Search the records below for the word "serial". Copy each line where it occurs.

Working data -

· · · · · · ·

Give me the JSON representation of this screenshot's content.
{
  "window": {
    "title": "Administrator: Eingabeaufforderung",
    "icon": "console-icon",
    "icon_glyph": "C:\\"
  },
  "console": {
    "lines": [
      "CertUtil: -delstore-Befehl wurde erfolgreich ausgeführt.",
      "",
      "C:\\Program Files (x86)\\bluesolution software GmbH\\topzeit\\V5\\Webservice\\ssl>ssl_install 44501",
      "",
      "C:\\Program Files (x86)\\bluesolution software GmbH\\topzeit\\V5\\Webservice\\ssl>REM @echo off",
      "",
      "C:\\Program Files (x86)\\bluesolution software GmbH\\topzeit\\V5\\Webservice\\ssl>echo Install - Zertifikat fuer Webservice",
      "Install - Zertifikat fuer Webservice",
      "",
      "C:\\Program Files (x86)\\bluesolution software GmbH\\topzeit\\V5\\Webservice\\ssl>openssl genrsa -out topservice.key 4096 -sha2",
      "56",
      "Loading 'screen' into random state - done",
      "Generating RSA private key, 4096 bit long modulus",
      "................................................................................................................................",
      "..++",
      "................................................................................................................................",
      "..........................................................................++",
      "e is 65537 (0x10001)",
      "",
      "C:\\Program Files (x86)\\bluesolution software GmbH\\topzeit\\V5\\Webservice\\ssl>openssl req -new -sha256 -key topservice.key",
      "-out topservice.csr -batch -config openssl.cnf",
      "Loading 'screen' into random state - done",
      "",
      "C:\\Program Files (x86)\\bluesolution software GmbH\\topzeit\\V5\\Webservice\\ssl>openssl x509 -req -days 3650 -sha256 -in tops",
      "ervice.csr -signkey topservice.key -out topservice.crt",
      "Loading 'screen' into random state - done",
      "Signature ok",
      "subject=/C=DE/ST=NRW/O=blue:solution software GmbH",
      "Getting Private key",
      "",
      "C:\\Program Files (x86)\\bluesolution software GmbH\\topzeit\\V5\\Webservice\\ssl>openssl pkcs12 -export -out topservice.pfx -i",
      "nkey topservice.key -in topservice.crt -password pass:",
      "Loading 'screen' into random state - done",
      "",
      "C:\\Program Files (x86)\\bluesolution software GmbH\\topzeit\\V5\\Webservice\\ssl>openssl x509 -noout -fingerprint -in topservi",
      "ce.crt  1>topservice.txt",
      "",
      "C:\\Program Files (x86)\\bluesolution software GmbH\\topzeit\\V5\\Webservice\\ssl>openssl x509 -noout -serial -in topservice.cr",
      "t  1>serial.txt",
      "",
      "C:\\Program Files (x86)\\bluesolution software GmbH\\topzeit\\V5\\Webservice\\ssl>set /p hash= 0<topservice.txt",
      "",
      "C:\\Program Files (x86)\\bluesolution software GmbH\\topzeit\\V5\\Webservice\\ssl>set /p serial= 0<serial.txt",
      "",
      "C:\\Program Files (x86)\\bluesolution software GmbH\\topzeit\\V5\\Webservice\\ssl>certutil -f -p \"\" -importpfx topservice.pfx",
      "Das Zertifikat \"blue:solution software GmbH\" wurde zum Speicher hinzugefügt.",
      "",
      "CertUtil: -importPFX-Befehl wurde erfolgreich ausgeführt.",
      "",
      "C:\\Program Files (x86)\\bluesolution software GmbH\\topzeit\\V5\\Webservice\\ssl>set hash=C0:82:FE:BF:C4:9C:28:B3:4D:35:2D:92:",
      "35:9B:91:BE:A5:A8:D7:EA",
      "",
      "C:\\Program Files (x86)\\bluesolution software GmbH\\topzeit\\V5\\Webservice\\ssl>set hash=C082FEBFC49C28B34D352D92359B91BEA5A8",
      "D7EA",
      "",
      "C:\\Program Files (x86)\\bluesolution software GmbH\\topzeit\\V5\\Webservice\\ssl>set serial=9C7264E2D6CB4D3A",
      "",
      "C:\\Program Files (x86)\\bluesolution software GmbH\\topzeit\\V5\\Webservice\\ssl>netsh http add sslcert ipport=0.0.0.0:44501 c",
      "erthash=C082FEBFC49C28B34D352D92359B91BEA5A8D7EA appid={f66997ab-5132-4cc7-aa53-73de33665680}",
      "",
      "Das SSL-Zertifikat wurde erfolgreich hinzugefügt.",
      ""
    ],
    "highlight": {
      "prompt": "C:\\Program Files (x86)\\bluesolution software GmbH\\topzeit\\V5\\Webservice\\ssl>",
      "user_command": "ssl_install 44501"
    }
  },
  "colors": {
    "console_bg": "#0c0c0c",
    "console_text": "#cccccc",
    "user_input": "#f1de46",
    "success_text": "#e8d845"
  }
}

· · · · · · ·

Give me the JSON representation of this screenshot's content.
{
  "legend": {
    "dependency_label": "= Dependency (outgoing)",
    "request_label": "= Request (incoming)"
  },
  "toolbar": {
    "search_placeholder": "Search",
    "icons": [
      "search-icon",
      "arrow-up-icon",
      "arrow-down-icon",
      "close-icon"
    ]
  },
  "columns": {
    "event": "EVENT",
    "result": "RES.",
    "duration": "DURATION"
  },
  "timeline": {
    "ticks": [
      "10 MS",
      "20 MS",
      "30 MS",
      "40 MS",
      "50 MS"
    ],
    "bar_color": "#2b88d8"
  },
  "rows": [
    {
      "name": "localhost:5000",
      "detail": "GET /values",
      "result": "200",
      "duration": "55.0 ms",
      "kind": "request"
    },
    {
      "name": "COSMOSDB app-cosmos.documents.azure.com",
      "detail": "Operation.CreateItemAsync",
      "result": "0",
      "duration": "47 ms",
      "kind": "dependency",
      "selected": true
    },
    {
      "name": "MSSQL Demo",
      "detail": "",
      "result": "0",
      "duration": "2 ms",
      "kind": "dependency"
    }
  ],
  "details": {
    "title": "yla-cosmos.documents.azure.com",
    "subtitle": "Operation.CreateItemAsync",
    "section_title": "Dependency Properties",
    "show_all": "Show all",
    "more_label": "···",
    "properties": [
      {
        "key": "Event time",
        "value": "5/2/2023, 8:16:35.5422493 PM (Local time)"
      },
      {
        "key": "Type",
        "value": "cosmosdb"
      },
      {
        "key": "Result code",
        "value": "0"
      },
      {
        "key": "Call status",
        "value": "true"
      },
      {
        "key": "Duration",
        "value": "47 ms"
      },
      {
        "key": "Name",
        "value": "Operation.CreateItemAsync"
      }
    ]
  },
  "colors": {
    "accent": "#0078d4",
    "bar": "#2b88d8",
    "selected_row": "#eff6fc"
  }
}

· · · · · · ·

Worked solution -
      "C:\\Program Files (x86)\\bluesolution software GmbH\\topzeit\\V5\\Webservice\\ssl>openssl x509 -noout -serial -in topservice.cr",
      "t  1>serial.txt",
      "C:\\Program Files (x86)\\bluesolution software GmbH\\topzeit\\V5\\Webservice\\ssl>set /p serial= 0<serial.txt",
      "C:\\Program Files (x86)\\bluesolution software GmbH\\topzeit\\V5\\Webservice\\ssl>set serial=9C7264E2D6CB4D3A",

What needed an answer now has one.